The Ag Economy Barometer rebounded in June to a reading of 126, 25 points higher than a month earlier. The barometer is based upon a nationwide monthly survey of 400 U.S. agricultural producers. Both of the barometer’s sub-indices, the Index of Current Conditions and the Index of Future Expectations, improved compared to a month earlier. The largest increase was in the Future Expectations Index, which rose 33 points compared to a 13-point improvement in the Current Conditions Index. The rise in the Index of Future Expectations effectively wiped out the two-month decline in future expectations that took place during April and May, pushing the index back up to the level observed in March. This was in contrast to agricultural producers’ sentiment regarding current economic conditions which, although improved from a month earlier, remained well below that of earlier this spring. The June reading of the Index of Current Conditions stood at 97, which was still 23 points lower than in March.

The improvement in farmers’ sentiment occurred in the midst of this spring’s corn and soybean planting delays in the nation’s mid-section, which is expected to lead to unprecedented levels of prevented planting claims for both corn and soybeans. The prospect of large prevented plantings, combined with expectations for yield reductions attributable to delayed planting, pushed both corn and soybean prices up sharply since the May survey was completed, which contributed to the sentiment improvement. From mid-May to mid-June nearby CBOT corn futures prices increased by about $1 per bushel (+28%) and nearby CBOT soybean futures prices also increased by nearly $1 per bushel (+12%). This month’s Ag Economy Barometersurvey was also conducted after USDA announced on May 23 that a new round of Market Facilitation Payments (MFP) would take place in 2019 and after President Trump signed the Disaster Aid Bill in early June.

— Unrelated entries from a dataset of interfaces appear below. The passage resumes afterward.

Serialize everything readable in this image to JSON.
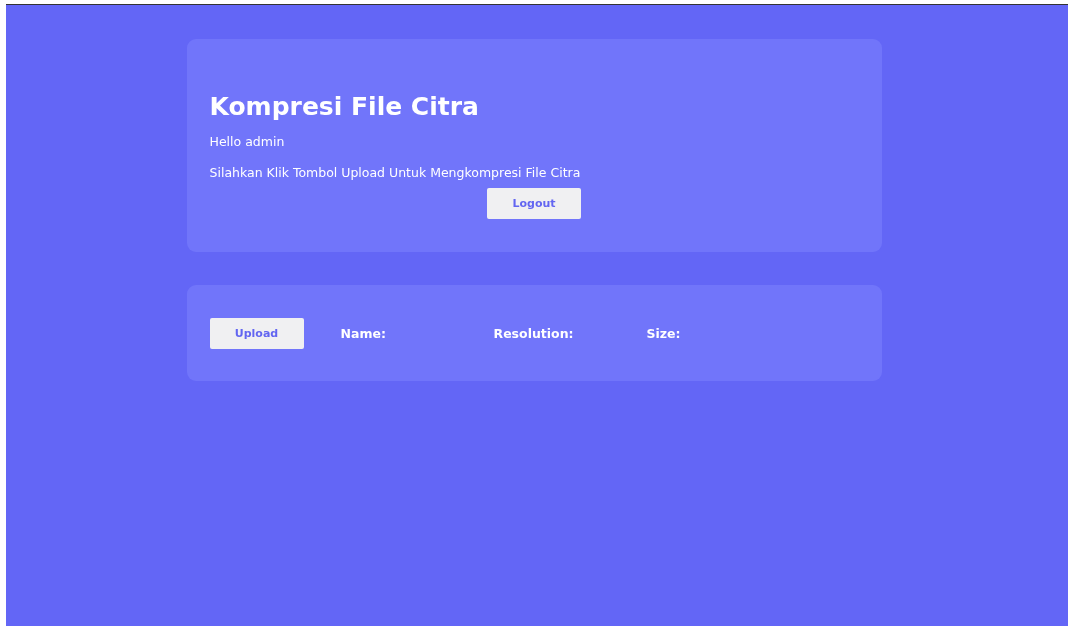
{
  "header_card": {
    "title": "Kompresi File Citra",
    "greeting": "Hello admin",
    "instruction": "Silahkan Klik Tombol Upload Untuk Mengkompresi File Citra",
    "logout_button": "Logout"
  },
  "upload_card": {
    "upload_button": "Upload",
    "fields": [
      {
        "label": "Name:"
      },
      {
        "label": "Resolution:"
      },
      {
        "label": "Size:"
      }
    ]
  }
}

USDA’s announcement of a 2019 MFP program indicated that payments would be based on planted acres of a large number of covered crops, including corn and soybeans. In particular, USDA indicated that prevented planting acres would not qualify for MFP payments. In light of that announcement and the historic corn and soybean planting delays this spring, we asked producers who planted corn or soybeans in 2018 whether or not the MFP announcement affected their decision on whether or not to take a prevented planting payment this year. Ten percent of corn and soybean producers said it did impact their prevented planting decision making and one out of five farmers within that group said they intended to plant more corn, while one out of ten farmers within that group said they intended to plant more soybeans, because of the MFP program announcement.

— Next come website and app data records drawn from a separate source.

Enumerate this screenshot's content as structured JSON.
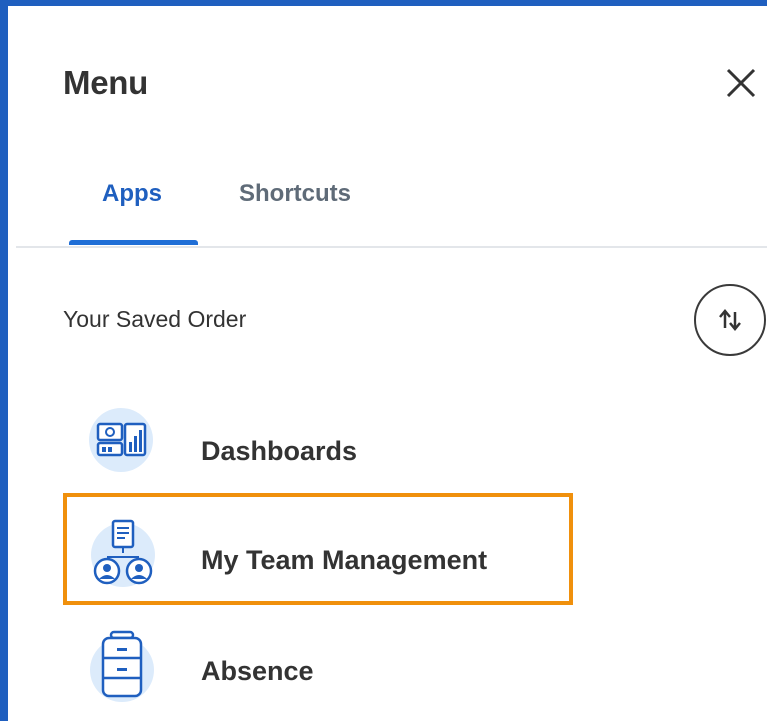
{
  "menu": {
    "title": "Menu",
    "close_icon": "close-icon"
  },
  "tabs": [
    {
      "label": "Apps",
      "active": true
    },
    {
      "label": "Shortcuts",
      "active": false
    }
  ],
  "saved_order": {
    "label": "Your Saved Order",
    "sort_icon": "sort-arrows-icon"
  },
  "apps": [
    {
      "label": "Dashboards",
      "icon": "dashboards-icon",
      "selected": false
    },
    {
      "label": "My Team Management",
      "icon": "team-management-icon",
      "selected": true
    },
    {
      "label": "Absence",
      "icon": "absence-icon",
      "selected": false
    }
  ],
  "colors": {
    "accent": "#1f5fbf",
    "highlight": "#f0900c",
    "text": "#333333"
  }
}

The June barometer survey was conducted after USDA-RMA’s final planting dates for corn throughout the Corn Belt. Corn planted after RMA’s final planting date is still eligible for insurance coverage, but at a reduced coverage level. Alternatively, after the final planting date producers who purchased Federal Crop Insurance can choose to certify their unplanted corn acres for prevented planting payments, the size of which is based on their insurance coverage. As a result, one of the big question marks in the 2019 outlook is how many acres will be enrolled in Federal Crop Insurance’s prevented planting program. On the June survey we asked growers who planted corn or soybeans in 2018 if they intended to take a Federal Crop Insurance prevented planting payment on any of their 2019 intended corn acres. Nearly one-third (32%) of farmers in our survey said they intended to take prevented planting payments on some of their corn acres. Following up with those producers who intend to take a prevented planting payment, just over half (51%) of the farmers in our survey said they intend to take prevented planting on more than 15 percent of their intended corn acreage.

Wrapping Up

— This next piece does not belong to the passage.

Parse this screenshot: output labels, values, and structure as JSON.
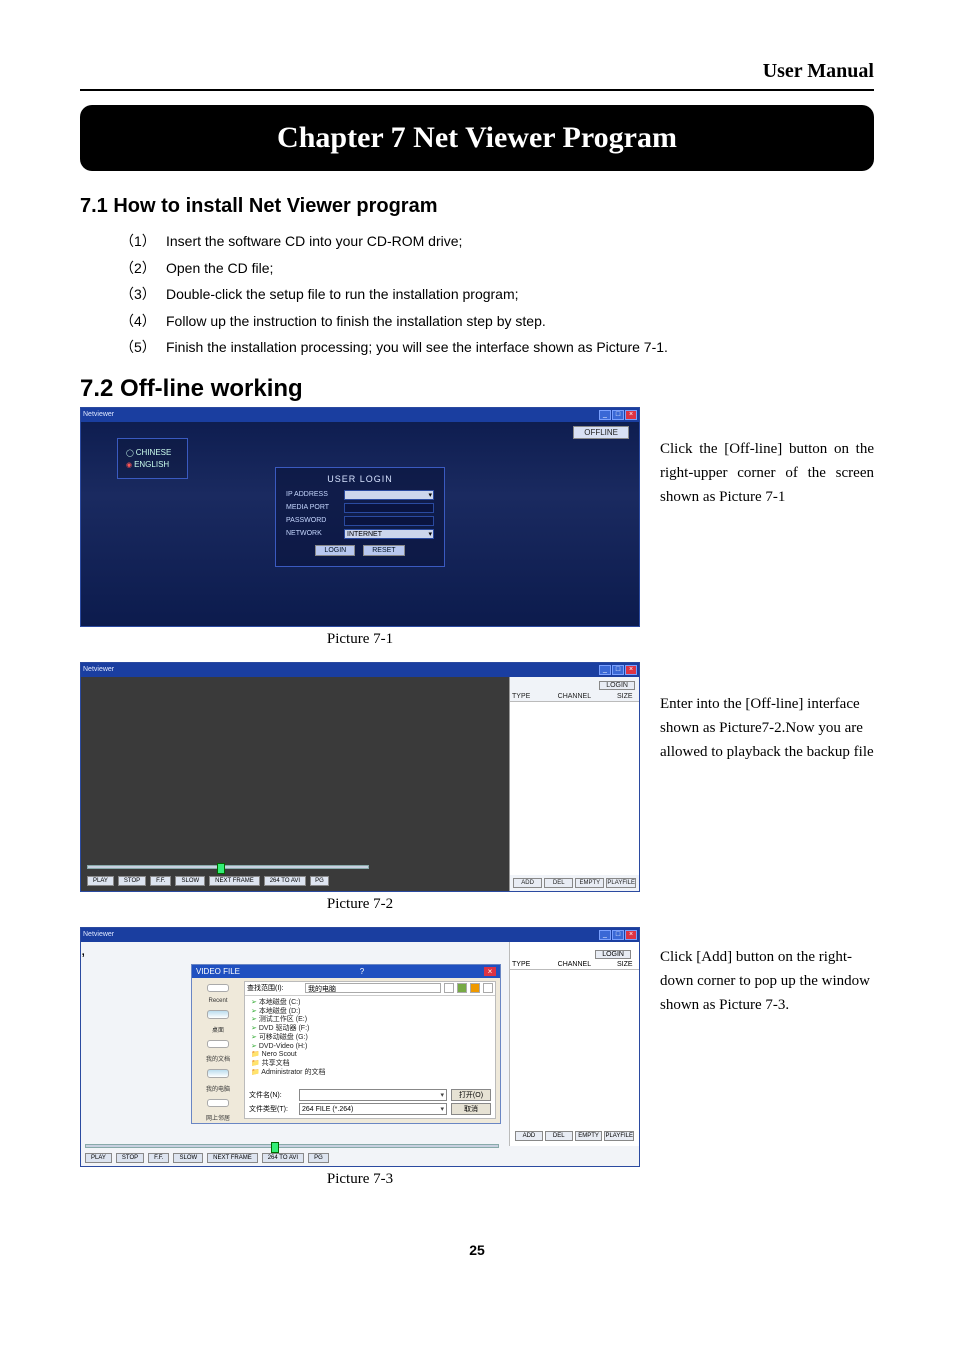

Farmer sentiment improved in June compared to a month earlier on the strength of a rise in crop prices coupled with USDA’s announcement of a 2019 MFP program and Congress’ passage of a Disaster Aid Bill. The sentiment improvement was motivated in large part by better expectations for future conditions in agriculture. Qualifying for MFP payments in 2019 requires that producers plant a crop, farmland enrolled in Federal Crop Insurance’s prevented planting program will not qualify. Approximately 10 percent of corn and soybean producers in our survey said the MFP program influenced their planting intentions by encouraging them to continue planting to qualify for MFP payments. Nearly one-third of corn and soybean producers said they intend to enroll some of their intended corn acreage in Federal Crop Insurance’s prevented planting program with just over half of them planning to take prevented planting on more than 15 percent of their intended corn acreage. Farmers indicated they are still very cautious about making large investments in their farming operation as the Large Farm Investment Index remains mired at its second lowest level since data collection began in 2015. Finally, compared to a month earlier, farmers were somewhat more optimistic that the soybean trade dispute with China would be settled soon.